▶ [TASK INSTRUCTIONS]
Your job is to return each record exactly, minus any pictures.

--- TASK INPUTS Enclosed Below ---

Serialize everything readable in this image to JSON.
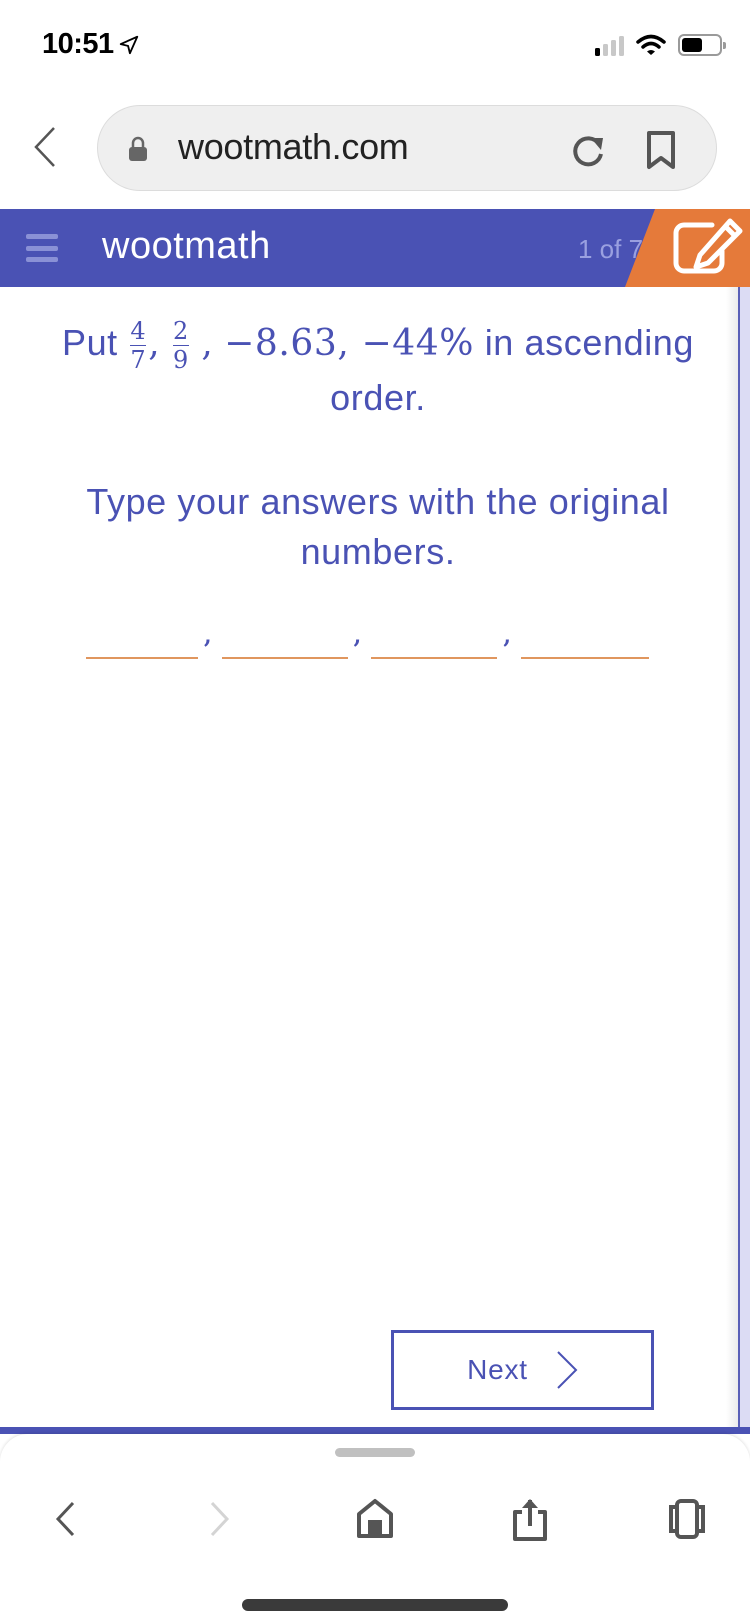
{
  "status_bar": {
    "time": "10:51",
    "icons": [
      "location-arrow-icon",
      "cellular-signal-icon",
      "wifi-icon",
      "battery-icon"
    ],
    "signal_bars_active": 1,
    "signal_bars_total": 4,
    "battery_level": 0.45
  },
  "browser": {
    "url": "wootmath.com",
    "icons": [
      "back-chevron-icon",
      "lock-icon",
      "reload-icon",
      "bookmark-icon"
    ]
  },
  "app_header": {
    "brand": "wootmath",
    "progress_text": "1 of 7",
    "progress": {
      "current": 1,
      "total": 7
    },
    "menu_icon": "hamburger-icon",
    "edit_icon": "pencil-edit-icon",
    "colors": {
      "primary": "#4a52b4",
      "accent": "#e57a3a"
    }
  },
  "question": {
    "prefix": "Put",
    "fractions": [
      {
        "numerator": "4",
        "denominator": "7"
      },
      {
        "numerator": "2",
        "denominator": "9"
      }
    ],
    "sep1": ",",
    "sep2": ",",
    "values_text": "−8.63, −44%",
    "suffix": "in ascending order.",
    "instruction": "Type your answers with the original numbers."
  },
  "answers": {
    "count": 4,
    "values": [
      "",
      "",
      "",
      ""
    ],
    "separator": ","
  },
  "next_button": {
    "label": "Next",
    "icon": "chevron-right-icon"
  },
  "bottom_toolbar": {
    "items": [
      {
        "name": "back",
        "icon": "chevron-left-icon",
        "enabled": true
      },
      {
        "name": "forward",
        "icon": "chevron-right-icon",
        "enabled": false
      },
      {
        "name": "home",
        "icon": "home-icon",
        "enabled": true
      },
      {
        "name": "share",
        "icon": "share-icon",
        "enabled": true
      },
      {
        "name": "tabs",
        "icon": "tabs-icon",
        "enabled": true
      }
    ]
  }
}
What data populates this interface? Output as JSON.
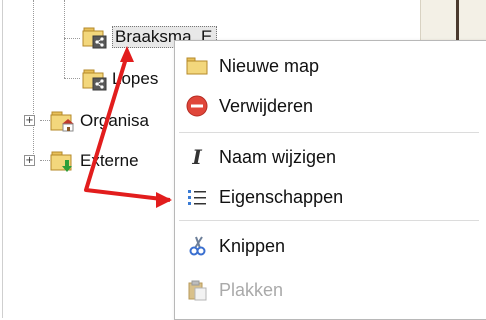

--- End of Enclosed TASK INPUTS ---

▶ [FINISHED TASK]
Serialize everything readable in this image to JSON.
{
  "status_bar": {
    "time": "10:51",
    "icons": [
      "location-arrow-icon",
      "cellular-signal-icon",
      "wifi-icon",
      "battery-icon"
    ],
    "signal_bars_active": 1,
    "signal_bars_total": 4,
    "battery_level": 0.45
  },
  "browser": {
    "url": "wootmath.com",
    "icons": [
      "back-chevron-icon",
      "lock-icon",
      "reload-icon",
      "bookmark-icon"
    ]
  },
  "app_header": {
    "brand": "wootmath",
    "progress_text": "1 of 7",
    "progress": {
      "current": 1,
      "total": 7
    },
    "menu_icon": "hamburger-icon",
    "edit_icon": "pencil-edit-icon",
    "colors": {
      "primary": "#4a52b4",
      "accent": "#e57a3a"
    }
  },
  "question": {
    "prefix": "Put",
    "fractions": [
      {
        "numerator": "4",
        "denominator": "7"
      },
      {
        "numerator": "2",
        "denominator": "9"
      }
    ],
    "sep1": ",",
    "sep2": ",",
    "values_text": "−8.63, −44%",
    "suffix": "in ascending order.",
    "instruction": "Type your answers with the original numbers."
  },
  "answers": {
    "count": 4,
    "values": [
      "",
      "",
      "",
      ""
    ],
    "separator": ","
  },
  "next_button": {
    "label": "Next",
    "icon": "chevron-right-icon"
  },
  "bottom_toolbar": {
    "items": [
      {
        "name": "back",
        "icon": "chevron-left-icon",
        "enabled": true
      },
      {
        "name": "forward",
        "icon": "chevron-right-icon",
        "enabled": false
      },
      {
        "name": "home",
        "icon": "home-icon",
        "enabled": true
      },
      {
        "name": "share",
        "icon": "share-icon",
        "enabled": true
      },
      {
        "name": "tabs",
        "icon": "tabs-icon",
        "enabled": true
      }
    ]
  }
}
What data populates this interface? Output as JSON.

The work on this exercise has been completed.